What the exercise asks:
Keep the wording of every entry intact in your copy, and omit the pictures.
Segment Open
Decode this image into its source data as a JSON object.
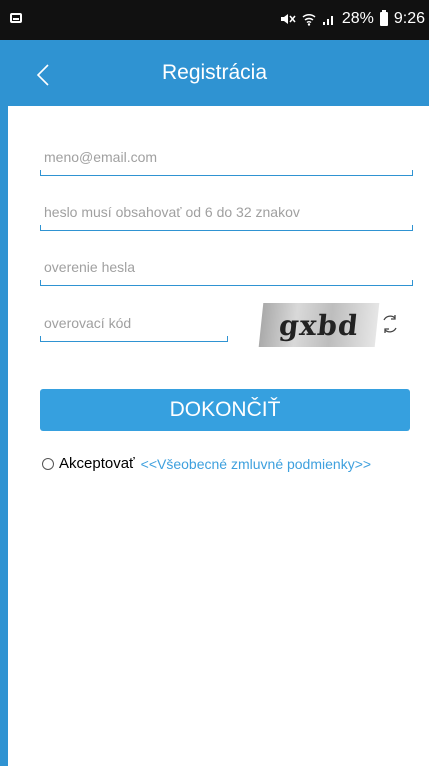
{
  "status_bar": {
    "battery_percent": "28%",
    "time": "9:26"
  },
  "header": {
    "title": "Registrácia"
  },
  "form": {
    "email_placeholder": "meno@email.com",
    "password_placeholder": "heslo musí obsahovať od 6 do 32 znakov",
    "confirm_password_placeholder": "overenie hesla",
    "verification_code_placeholder": "overovací kód",
    "captcha_text": "gxbd",
    "submit_label": "DOKONČIŤ"
  },
  "terms": {
    "accept_label": "Akceptovať",
    "link_text": "<<Všeobecné zmluvné podmienky>>"
  },
  "colors": {
    "primary": "#2f93d2",
    "button": "#36a0df",
    "link": "#3ea0de",
    "status_bar": "#111111"
  },
  "icons": [
    "back-arrow-icon",
    "refresh-icon",
    "wifi-icon",
    "signal-icon",
    "mute-icon",
    "battery-icon"
  ]
}
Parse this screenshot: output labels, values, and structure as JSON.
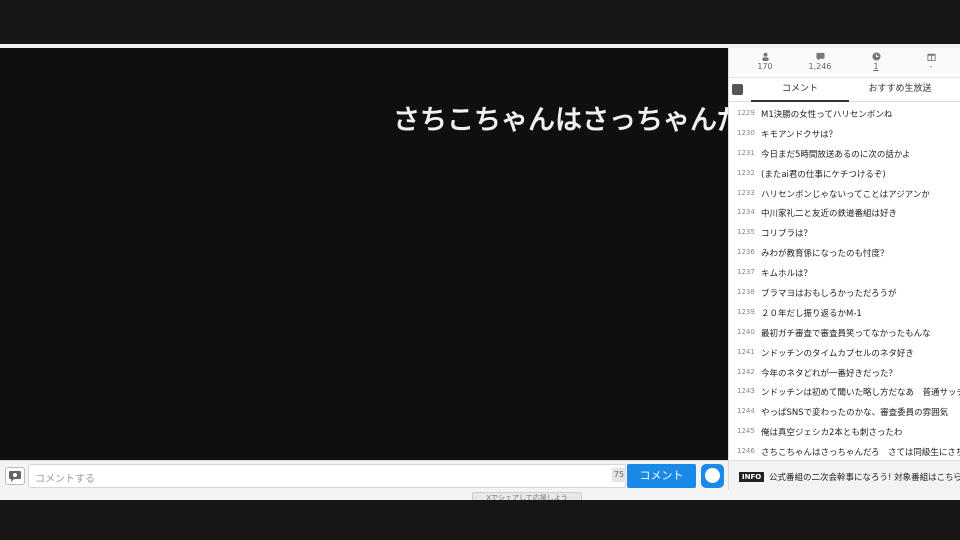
{
  "player": {
    "scrolling_comment": "さちこちゃんはさっちゃんだ"
  },
  "comment_bar": {
    "placeholder": "コメントする",
    "char_count": "75",
    "submit_label": "コメント"
  },
  "share": {
    "label": "Xでシェアして応援しよう"
  },
  "stats": {
    "viewers": "170",
    "comments": "1,246",
    "time": "1",
    "gift": "-"
  },
  "tabs": {
    "comment": "コメント",
    "recommend": "おすすめ生放送"
  },
  "comments": [
    {
      "no": "1229",
      "text": "M1決勝の女性ってハリセンボンね"
    },
    {
      "no": "1230",
      "text": "キモアンドクサは？"
    },
    {
      "no": "1231",
      "text": "今日まだ5時間放送あるのに次の話かよ"
    },
    {
      "no": "1232",
      "text": "(またai君の仕事にケチつけるぞ)"
    },
    {
      "no": "1233",
      "text": "ハリセンボンじゃないってことはアジアンか"
    },
    {
      "no": "1234",
      "text": "中川家礼二と友近の鉄道番組は好き"
    },
    {
      "no": "1235",
      "text": "コリブラは？"
    },
    {
      "no": "1236",
      "text": "みわが教育係になったのも忖度？"
    },
    {
      "no": "1237",
      "text": "キムホルは？"
    },
    {
      "no": "1238",
      "text": "ブラマヨはおもしろかっただろうが"
    },
    {
      "no": "1239",
      "text": "２０年だし振り返るかM-1"
    },
    {
      "no": "1240",
      "text": "最初ガチ審査で審査員笑ってなかったもんな"
    },
    {
      "no": "1241",
      "text": "ンドッチンのタイムカプセルのネタ好き"
    },
    {
      "no": "1242",
      "text": "今年のネタどれが一番好きだった？"
    },
    {
      "no": "1243",
      "text": "ンドッチンは初めて聞いた略し方だなあ　普通サッチンじゃ"
    },
    {
      "no": "1244",
      "text": "やっぱSNSで変わったのかな、審査委員の雰囲気"
    },
    {
      "no": "1245",
      "text": "俺は真空ジェシカ2本とも刺さったわ"
    },
    {
      "no": "1246",
      "text": "さちこちゃんはさっちゃんだろ　さては同級生にさちこちゃん"
    }
  ],
  "info": {
    "badge": "INFO",
    "text": "公式番組の二次会幹事になろう! 対象番組はこちら!!"
  },
  "colors": {
    "accent": "#1a8ae8",
    "background": "#161616"
  }
}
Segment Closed
Answer below:
Decode this image into its source data as a JSON object.
{
  "status_bar": {
    "battery_percent": "28%",
    "time": "9:26"
  },
  "header": {
    "title": "Registrácia"
  },
  "form": {
    "email_placeholder": "meno@email.com",
    "password_placeholder": "heslo musí obsahovať od 6 do 32 znakov",
    "confirm_password_placeholder": "overenie hesla",
    "verification_code_placeholder": "overovací kód",
    "captcha_text": "gxbd",
    "submit_label": "DOKONČIŤ"
  },
  "terms": {
    "accept_label": "Akceptovať",
    "link_text": "<<Všeobecné zmluvné podmienky>>"
  },
  "colors": {
    "primary": "#2f93d2",
    "button": "#36a0df",
    "link": "#3ea0de",
    "status_bar": "#111111"
  },
  "icons": [
    "back-arrow-icon",
    "refresh-icon",
    "wifi-icon",
    "signal-icon",
    "mute-icon",
    "battery-icon"
  ]
}
Parse this screenshot: output labels, values, and structure as JSON.
{
  "player": {
    "scrolling_comment": "さちこちゃんはさっちゃんだ"
  },
  "comment_bar": {
    "placeholder": "コメントする",
    "char_count": "75",
    "submit_label": "コメント"
  },
  "share": {
    "label": "Xでシェアして応援しよう"
  },
  "stats": {
    "viewers": "170",
    "comments": "1,246",
    "time": "1",
    "gift": "-"
  },
  "tabs": {
    "comment": "コメント",
    "recommend": "おすすめ生放送"
  },
  "comments": [
    {
      "no": "1229",
      "text": "M1決勝の女性ってハリセンボンね"
    },
    {
      "no": "1230",
      "text": "キモアンドクサは？"
    },
    {
      "no": "1231",
      "text": "今日まだ5時間放送あるのに次の話かよ"
    },
    {
      "no": "1232",
      "text": "(またai君の仕事にケチつけるぞ)"
    },
    {
      "no": "1233",
      "text": "ハリセンボンじゃないってことはアジアンか"
    },
    {
      "no": "1234",
      "text": "中川家礼二と友近の鉄道番組は好き"
    },
    {
      "no": "1235",
      "text": "コリブラは？"
    },
    {
      "no": "1236",
      "text": "みわが教育係になったのも忖度？"
    },
    {
      "no": "1237",
      "text": "キムホルは？"
    },
    {
      "no": "1238",
      "text": "ブラマヨはおもしろかっただろうが"
    },
    {
      "no": "1239",
      "text": "２０年だし振り返るかM-1"
    },
    {
      "no": "1240",
      "text": "最初ガチ審査で審査員笑ってなかったもんな"
    },
    {
      "no": "1241",
      "text": "ンドッチンのタイムカプセルのネタ好き"
    },
    {
      "no": "1242",
      "text": "今年のネタどれが一番好きだった？"
    },
    {
      "no": "1243",
      "text": "ンドッチンは初めて聞いた略し方だなあ　普通サッチンじゃ"
    },
    {
      "no": "1244",
      "text": "やっぱSNSで変わったのかな、審査委員の雰囲気"
    },
    {
      "no": "1245",
      "text": "俺は真空ジェシカ2本とも刺さったわ"
    },
    {
      "no": "1246",
      "text": "さちこちゃんはさっちゃんだろ　さては同級生にさちこちゃん"
    }
  ],
  "info": {
    "badge": "INFO",
    "text": "公式番組の二次会幹事になろう! 対象番組はこちら!!"
  },
  "colors": {
    "accent": "#1a8ae8",
    "background": "#161616"
  }
}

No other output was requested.